• _Work order_
Give only the number of lines in the listing below where the string "JSON" occurs.

• _Supplied material_
Segment Open

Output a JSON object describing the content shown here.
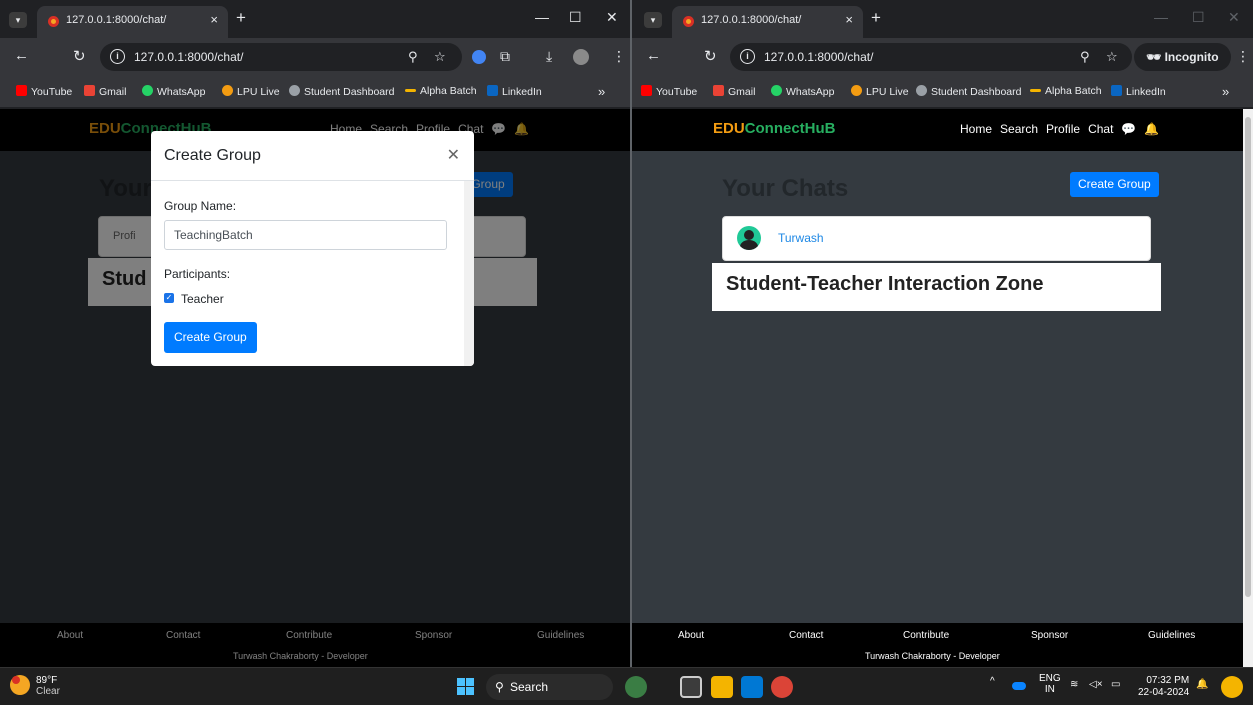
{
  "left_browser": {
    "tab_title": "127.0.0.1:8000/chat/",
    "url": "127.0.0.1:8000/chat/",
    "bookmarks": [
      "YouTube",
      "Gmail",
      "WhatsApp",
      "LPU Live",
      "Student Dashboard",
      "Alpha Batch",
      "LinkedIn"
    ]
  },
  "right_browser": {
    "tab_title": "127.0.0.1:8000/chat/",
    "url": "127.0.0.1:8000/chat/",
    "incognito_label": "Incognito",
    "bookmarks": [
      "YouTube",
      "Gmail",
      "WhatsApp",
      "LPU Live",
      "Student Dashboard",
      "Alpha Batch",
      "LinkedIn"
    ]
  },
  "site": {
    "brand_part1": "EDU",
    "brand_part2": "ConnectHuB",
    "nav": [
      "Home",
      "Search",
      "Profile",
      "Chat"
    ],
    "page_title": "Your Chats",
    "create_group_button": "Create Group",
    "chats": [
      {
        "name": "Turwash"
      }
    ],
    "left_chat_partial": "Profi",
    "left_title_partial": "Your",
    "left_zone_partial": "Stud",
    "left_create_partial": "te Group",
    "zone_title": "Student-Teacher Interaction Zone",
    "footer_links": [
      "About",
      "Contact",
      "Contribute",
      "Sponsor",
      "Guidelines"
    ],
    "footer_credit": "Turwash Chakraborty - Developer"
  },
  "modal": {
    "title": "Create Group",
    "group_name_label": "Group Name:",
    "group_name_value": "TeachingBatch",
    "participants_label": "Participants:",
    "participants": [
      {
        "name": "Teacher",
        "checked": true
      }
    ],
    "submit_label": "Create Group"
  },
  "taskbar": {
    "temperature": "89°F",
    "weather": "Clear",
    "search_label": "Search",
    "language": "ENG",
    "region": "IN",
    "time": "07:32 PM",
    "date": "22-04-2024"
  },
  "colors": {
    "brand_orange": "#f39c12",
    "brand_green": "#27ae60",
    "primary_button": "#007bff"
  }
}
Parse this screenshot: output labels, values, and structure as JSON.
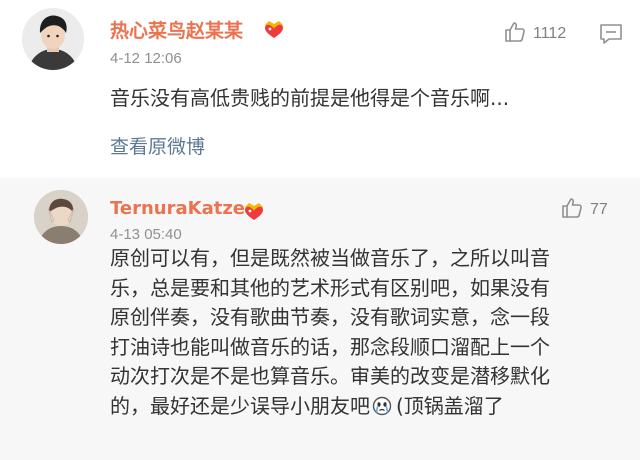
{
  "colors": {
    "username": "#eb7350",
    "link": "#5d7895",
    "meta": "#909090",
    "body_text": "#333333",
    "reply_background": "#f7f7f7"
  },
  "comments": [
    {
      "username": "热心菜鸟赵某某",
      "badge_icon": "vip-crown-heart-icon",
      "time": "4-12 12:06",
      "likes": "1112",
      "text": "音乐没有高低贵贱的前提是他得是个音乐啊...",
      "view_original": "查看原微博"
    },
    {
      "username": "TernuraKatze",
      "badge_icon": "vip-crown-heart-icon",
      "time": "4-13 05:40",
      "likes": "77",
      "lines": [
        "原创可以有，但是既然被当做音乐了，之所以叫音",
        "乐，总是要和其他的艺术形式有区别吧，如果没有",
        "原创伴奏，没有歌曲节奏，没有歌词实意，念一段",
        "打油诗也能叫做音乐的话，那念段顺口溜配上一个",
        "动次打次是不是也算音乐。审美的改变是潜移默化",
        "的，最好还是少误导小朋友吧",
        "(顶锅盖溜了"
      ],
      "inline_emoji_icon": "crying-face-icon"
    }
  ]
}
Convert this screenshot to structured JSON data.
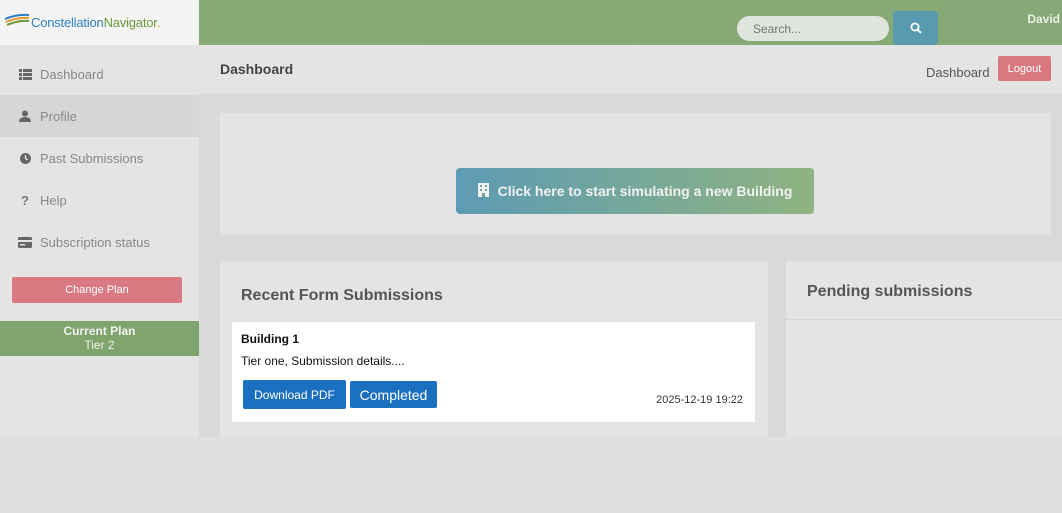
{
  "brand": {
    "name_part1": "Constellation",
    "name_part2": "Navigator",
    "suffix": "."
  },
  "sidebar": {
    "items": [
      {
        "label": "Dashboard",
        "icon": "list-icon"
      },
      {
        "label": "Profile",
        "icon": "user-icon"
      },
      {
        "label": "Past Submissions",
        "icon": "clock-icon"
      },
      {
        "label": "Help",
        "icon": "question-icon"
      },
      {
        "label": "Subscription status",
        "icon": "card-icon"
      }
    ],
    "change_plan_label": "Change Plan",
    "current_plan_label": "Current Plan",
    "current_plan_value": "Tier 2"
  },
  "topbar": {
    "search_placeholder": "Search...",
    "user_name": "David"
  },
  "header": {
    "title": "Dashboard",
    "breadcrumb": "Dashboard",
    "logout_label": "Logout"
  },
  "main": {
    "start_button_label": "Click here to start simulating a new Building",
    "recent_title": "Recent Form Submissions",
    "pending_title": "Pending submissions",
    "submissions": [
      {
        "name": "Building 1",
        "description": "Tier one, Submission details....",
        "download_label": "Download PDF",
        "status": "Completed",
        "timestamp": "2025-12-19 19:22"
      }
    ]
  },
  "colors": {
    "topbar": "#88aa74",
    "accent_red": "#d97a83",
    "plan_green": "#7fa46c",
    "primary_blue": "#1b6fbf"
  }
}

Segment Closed
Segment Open

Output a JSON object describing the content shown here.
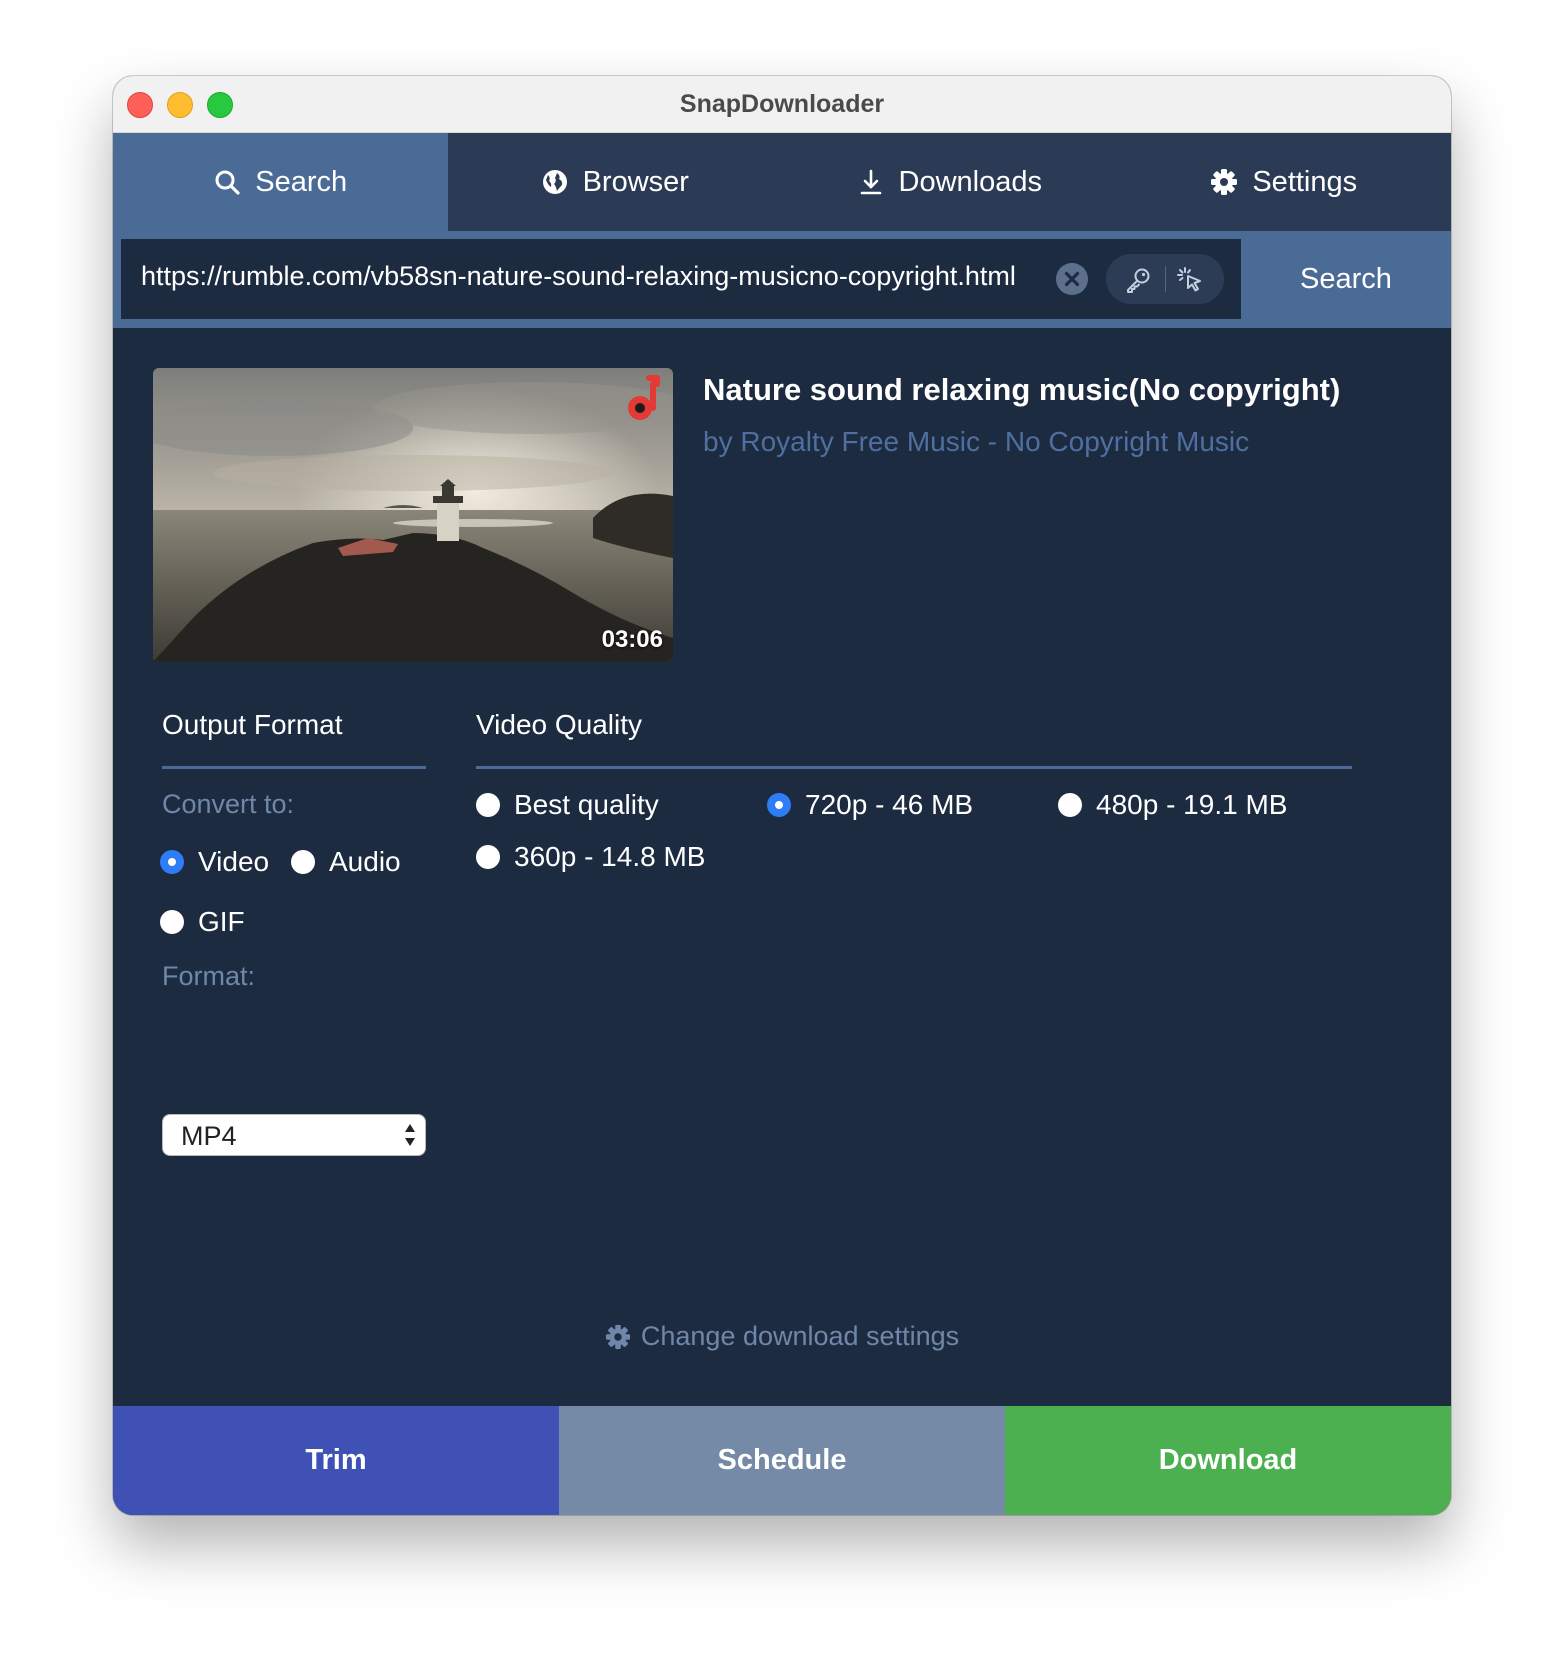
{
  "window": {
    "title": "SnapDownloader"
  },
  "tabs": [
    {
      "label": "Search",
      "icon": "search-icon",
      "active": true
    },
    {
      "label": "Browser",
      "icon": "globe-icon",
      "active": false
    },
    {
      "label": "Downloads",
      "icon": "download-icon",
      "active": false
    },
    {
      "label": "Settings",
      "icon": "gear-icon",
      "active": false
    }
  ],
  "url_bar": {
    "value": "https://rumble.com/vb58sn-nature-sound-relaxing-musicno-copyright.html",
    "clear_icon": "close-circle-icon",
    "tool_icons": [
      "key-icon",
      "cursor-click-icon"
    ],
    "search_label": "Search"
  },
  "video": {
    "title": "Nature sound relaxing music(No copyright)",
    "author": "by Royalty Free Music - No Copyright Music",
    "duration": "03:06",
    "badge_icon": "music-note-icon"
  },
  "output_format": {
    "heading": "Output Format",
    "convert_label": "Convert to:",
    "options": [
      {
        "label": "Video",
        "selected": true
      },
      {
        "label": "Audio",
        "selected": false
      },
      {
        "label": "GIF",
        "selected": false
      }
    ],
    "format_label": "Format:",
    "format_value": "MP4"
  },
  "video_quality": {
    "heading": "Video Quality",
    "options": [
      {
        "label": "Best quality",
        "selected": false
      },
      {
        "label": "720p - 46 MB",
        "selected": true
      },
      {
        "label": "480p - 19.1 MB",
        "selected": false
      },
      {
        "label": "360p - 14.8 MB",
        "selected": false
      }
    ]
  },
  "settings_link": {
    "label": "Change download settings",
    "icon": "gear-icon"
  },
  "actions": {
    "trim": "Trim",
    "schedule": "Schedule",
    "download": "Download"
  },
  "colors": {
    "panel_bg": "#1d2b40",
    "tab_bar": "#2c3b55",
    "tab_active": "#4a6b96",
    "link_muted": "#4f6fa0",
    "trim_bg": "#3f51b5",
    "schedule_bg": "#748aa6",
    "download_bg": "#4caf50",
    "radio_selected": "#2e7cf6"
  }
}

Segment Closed

• _Output of the exercise_
4